== ASSIGNED TASK ==
Tally the lines below that hold the string "Курганском", and give only the tally.

== MATERIAL FOR THIS TASK ==
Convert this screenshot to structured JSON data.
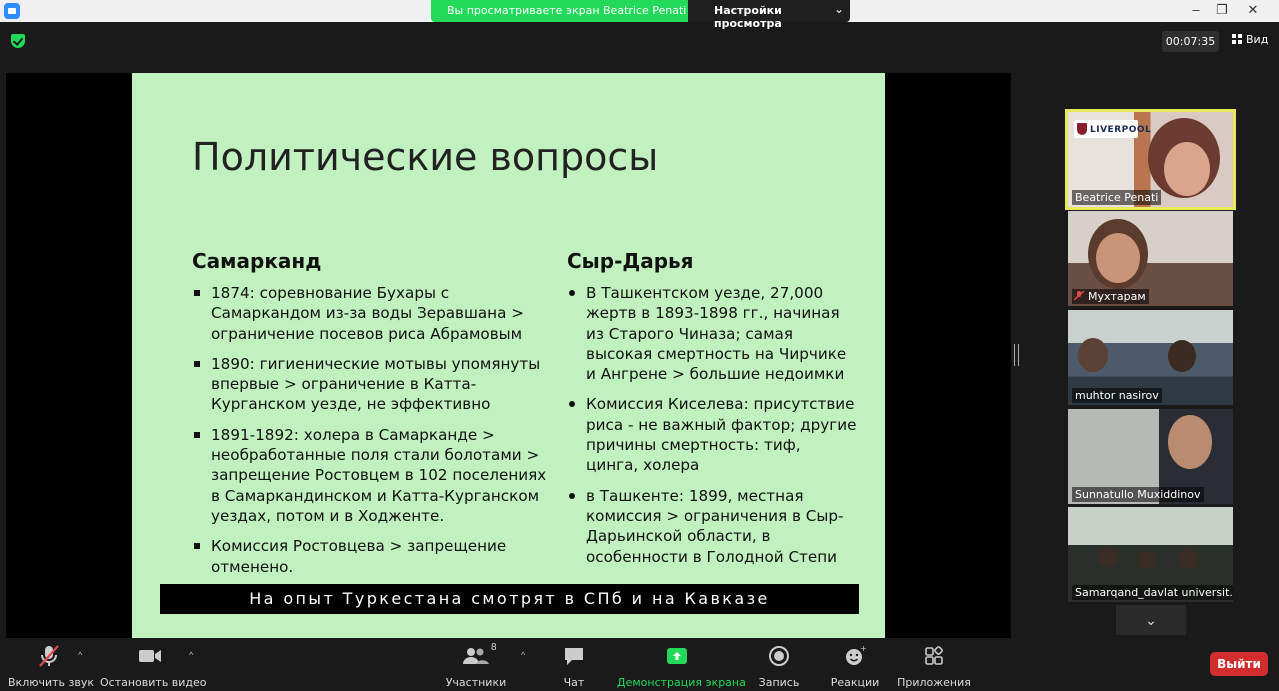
{
  "titlebar": {
    "share_banner_text": "Вы просматриваете экран Beatrice Penati",
    "view_options_label": "Настройки просмотра",
    "minimize": "–",
    "maximize": "❐",
    "close": "✕"
  },
  "top": {
    "timer": "00:07:35",
    "view_label": "Вид"
  },
  "slide": {
    "title": "Политические вопросы",
    "left_heading": "Самарканд",
    "left_bullets": [
      "1874: соревнование Бухары с Самаркандом из-за воды Зеравшана > ограничение посевов риса Абрамовым",
      "1890: гигиенические мотывы упомянуты впервые > ограничение в Катта-Курганском уезде, не эффективно",
      "1891-1892: холера в Самарканде > необработанные поля стали болотами > запрещение Ростовцем в 102 поселениях в Самаркандинском и Катта-Курганском уездах, потом и в Ходженте.",
      "Комиссия Ростовцева > запрещение отменено."
    ],
    "right_heading": "Сыр-Дарья",
    "right_bullets": [
      "В Ташкентском уезде, 27,000 жертв в 1893-1898 гг., начиная из Старого Чиназа; самая высокая смертность на Чирчике и Ангрене > большие недоимки",
      "Комиссия Киселева: присутствие риса - не важный фактор; другие причины смертность: тиф, цинга, холера",
      "в Ташкенте: 1899, местная комиссия > ограничения в Сыр-Дарьинской области, в особенности в Голодной Степи"
    ],
    "banner": "На опыт Туркестана смотрят в СПб и на Кавказе"
  },
  "participants": [
    {
      "name": "Beatrice Penati",
      "logo_text": "LIVERPOOL"
    },
    {
      "name": "Мухтарам"
    },
    {
      "name": "muhtor nasirov"
    },
    {
      "name": "Sunnatullo Muxiddinov"
    },
    {
      "name": "Samarqand_davlat universit..."
    }
  ],
  "participants_more": "⌄",
  "toolbar": {
    "unmute": "Включить звук",
    "stop_video": "Остановить видео",
    "participants": "Участники",
    "participants_count": "8",
    "chat": "Чат",
    "share_screen": "Демонстрация экрана",
    "record": "Запись",
    "reactions": "Реакции",
    "apps": "Приложения",
    "leave": "Выйти",
    "caret": "^"
  }
}
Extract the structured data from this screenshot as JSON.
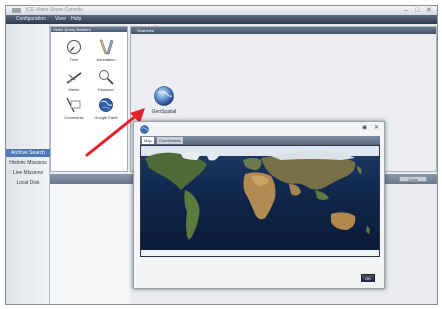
{
  "window": {
    "title": "ICE Video Share Console",
    "controls": [
      "–",
      "□",
      "✕"
    ]
  },
  "menu": [
    "Configuration",
    "View",
    "Help"
  ],
  "sidebar": {
    "items": [
      {
        "label": "Archive Search",
        "selected": true
      },
      {
        "label": "Historic Missions",
        "selected": false
      },
      {
        "label": "Live Missions",
        "selected": false
      },
      {
        "label": "Local Disk",
        "selected": false
      }
    ]
  },
  "toolbox": {
    "title": "Video Query Builders",
    "tools": [
      {
        "label": "Time",
        "icon": "stopwatch-icon"
      },
      {
        "label": "Annotation",
        "icon": "pencil-icon"
      },
      {
        "label": "Metric",
        "icon": "gauge-icon"
      },
      {
        "label": "Keyword",
        "icon": "magnifier-icon"
      },
      {
        "label": "Comments",
        "icon": "note-icon"
      },
      {
        "label": "Google Earth",
        "icon": "earth-icon"
      }
    ]
  },
  "search": {
    "title": "Searches",
    "item_label": "GeoSpatial"
  },
  "results": {
    "button_label": "Close"
  },
  "dialog": {
    "tabs": [
      {
        "label": "Map",
        "active": true
      },
      {
        "label": "Coordinates",
        "active": false
      }
    ],
    "ok_label": "OK"
  },
  "annotation": {
    "color": "#e8202a"
  }
}
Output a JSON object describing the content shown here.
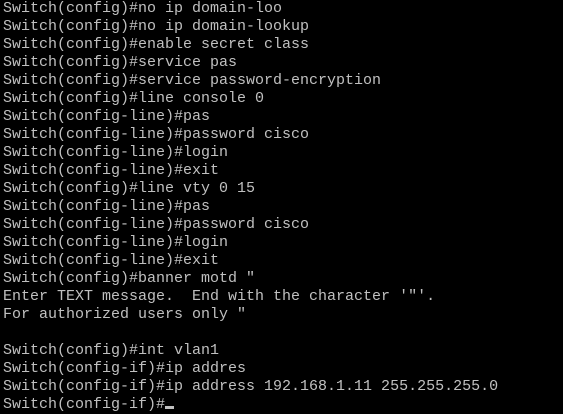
{
  "terminal": {
    "foreground_color": "#c0c0c0",
    "background_color": "#000000",
    "lines": [
      "Switch(config)#no ip domain-loo",
      "Switch(config)#no ip domain-lookup",
      "Switch(config)#enable secret class",
      "Switch(config)#service pas",
      "Switch(config)#service password-encryption",
      "Switch(config)#line console 0",
      "Switch(config-line)#pas",
      "Switch(config-line)#password cisco",
      "Switch(config-line)#login",
      "Switch(config-line)#exit",
      "Switch(config)#line vty 0 15",
      "Switch(config-line)#pas",
      "Switch(config-line)#password cisco",
      "Switch(config-line)#login",
      "Switch(config-line)#exit",
      "Switch(config)#banner motd \"",
      "Enter TEXT message.  End with the character '\"'.",
      "For authorized users only \"",
      "",
      "Switch(config)#int vlan1",
      "Switch(config-if)#ip addres",
      "Switch(config-if)#ip address 192.168.1.11 255.255.255.0"
    ],
    "prompt_line": "Switch(config-if)#"
  }
}
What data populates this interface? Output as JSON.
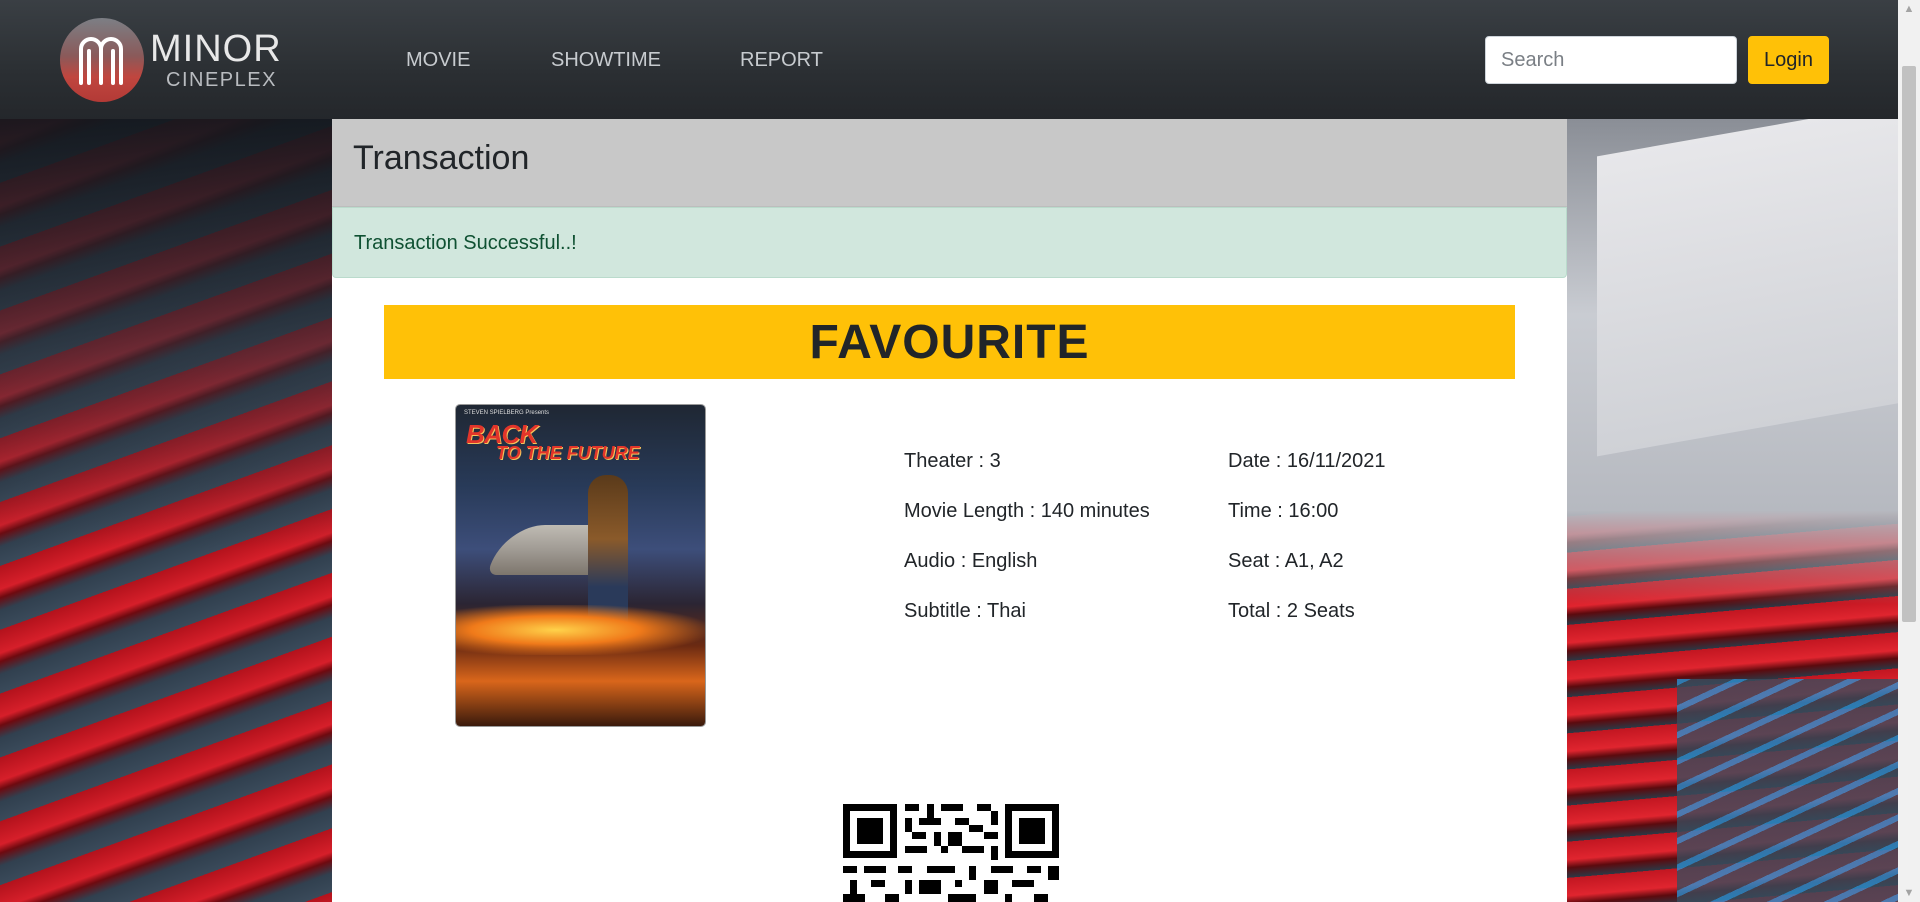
{
  "brand": {
    "name_top": "MINOR",
    "name_bottom": "CINEPLEX"
  },
  "nav": {
    "items": [
      "MOVIE",
      "SHOWTIME",
      "REPORT"
    ]
  },
  "search": {
    "placeholder": "Search",
    "value": ""
  },
  "auth": {
    "login_label": "Login"
  },
  "transaction": {
    "title": "Transaction",
    "alert": "Transaction Successful..!",
    "movie_title": "FAVOURITE",
    "poster": {
      "title_line1": "BACK",
      "title_line2": "TO THE FUTURE",
      "credit": "STEVEN SPIELBERG Presents"
    },
    "details": {
      "theater": "Theater : 3",
      "length": "Movie Length : 140 minutes",
      "audio": "Audio : English",
      "subtitle": "Subtitle : Thai",
      "date": "Date : 16/11/2021",
      "time": "Time : 16:00",
      "seat": "Seat : A1, A2",
      "total": "Total : 2 Seats"
    }
  },
  "colors": {
    "accent": "#ffc107",
    "navbar": "#2b2f33",
    "alert_bg": "#d1e7dd",
    "alert_text": "#0f5132",
    "header_bg": "#c8c8c8"
  }
}
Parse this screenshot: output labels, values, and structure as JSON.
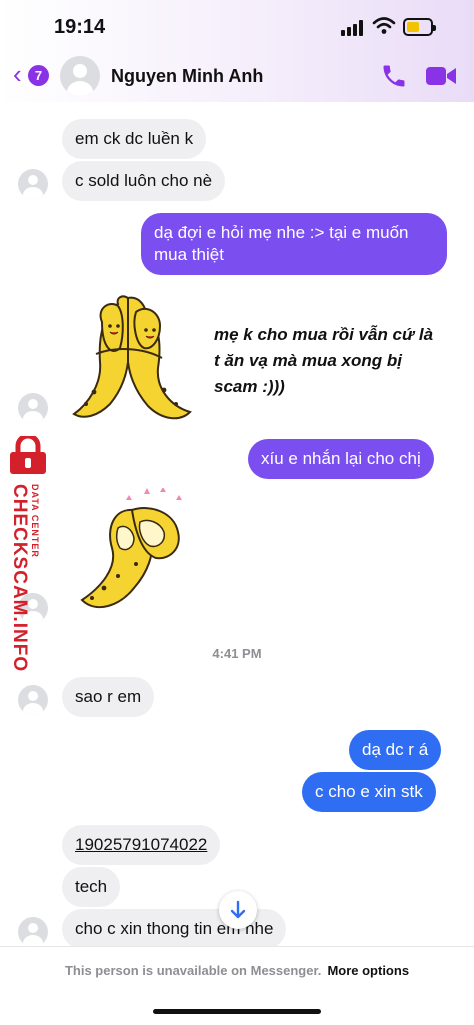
{
  "status": {
    "time": "19:14"
  },
  "header": {
    "back_badge": "7",
    "contact_name": "Nguyen Minh Anh"
  },
  "messages": {
    "m1": "em ck dc luền k",
    "m2": "c sold luôn cho nè",
    "m3": "dạ đợi e hỏi mẹ nhe :> tại e muốn mua thiệt",
    "m4": "mẹ k cho mua rồi vẫn cứ là t ăn vạ mà mua xong bị scam :)))",
    "m5": "xíu e nhắn lại cho chị",
    "time_separator": "4:41 PM",
    "m6": "sao r em",
    "m7": "dạ dc r á",
    "m8": "c cho e xin stk",
    "m9": "19025791074022",
    "m10": "tech",
    "m11": "cho c xin thong tin em nhe"
  },
  "watermark": {
    "brand": "CHECKSCAM.INFO",
    "sub": "DATA CENTER"
  },
  "footer": {
    "unavailable": "This person is unavailable on Messenger.",
    "more_options": "More options"
  },
  "colors": {
    "accent": "#8a33e6",
    "outgoing_purple": "#7b4ef0",
    "outgoing_blue": "#2f6ef3",
    "incoming": "#efeff1",
    "sticker_yellow": "#f5d431"
  },
  "icons": [
    "back-chevron-icon",
    "phone-icon",
    "video-camera-icon",
    "scroll-down-arrow-icon",
    "lock-icon",
    "banana-sticker"
  ]
}
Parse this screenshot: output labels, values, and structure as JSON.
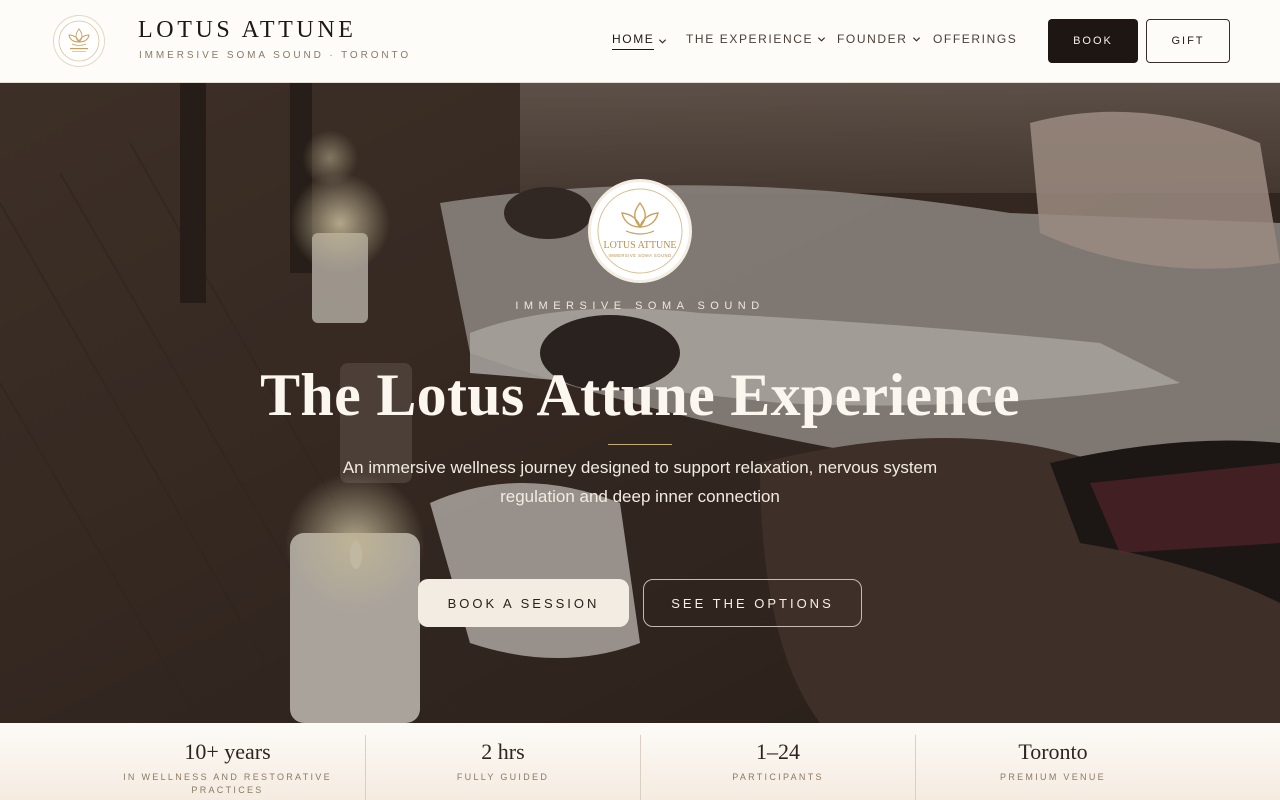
{
  "brand": {
    "title": "LOTUS ATTUNE",
    "subtitle": "IMMERSIVE SOMA SOUND · TORONTO"
  },
  "nav": {
    "items": [
      {
        "label": "HOME",
        "active": true,
        "dropdown": true
      },
      {
        "label": "THE EXPERIENCE",
        "active": false,
        "dropdown": true
      },
      {
        "label": "FOUNDER",
        "active": false,
        "dropdown": true
      },
      {
        "label": "OFFERINGS",
        "active": false,
        "dropdown": false
      }
    ],
    "book_label": "BOOK",
    "gift_label": "GIFT"
  },
  "hero": {
    "emblem_name": "LOTUS ATTUNE",
    "emblem_tagline": "IMMERSIVE SOMA SOUND",
    "kicker": "IMMERSIVE SOMA SOUND",
    "title": "The Lotus Attune Experience",
    "description": "An immersive wellness journey designed to support relaxation, nervous system regulation and deep inner connection",
    "primary_cta": "BOOK A SESSION",
    "secondary_cta": "SEE THE OPTIONS"
  },
  "stats": [
    {
      "value": "10+ years",
      "label": "IN WELLNESS AND RESTORATIVE PRACTICES"
    },
    {
      "value": "2 hrs",
      "label": "FULLY GUIDED"
    },
    {
      "value": "1–24",
      "label": "PARTICIPANTS"
    },
    {
      "value": "Toronto",
      "label": "PREMIUM VENUE"
    }
  ],
  "colors": {
    "gold": "#c9ab7a",
    "dark": "#1d1612",
    "cream": "#f3ece3"
  },
  "icons": [
    "lotus-logo-icon",
    "chevron-down-icon"
  ]
}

== ANSWER TO THIS PROBLEM ==
2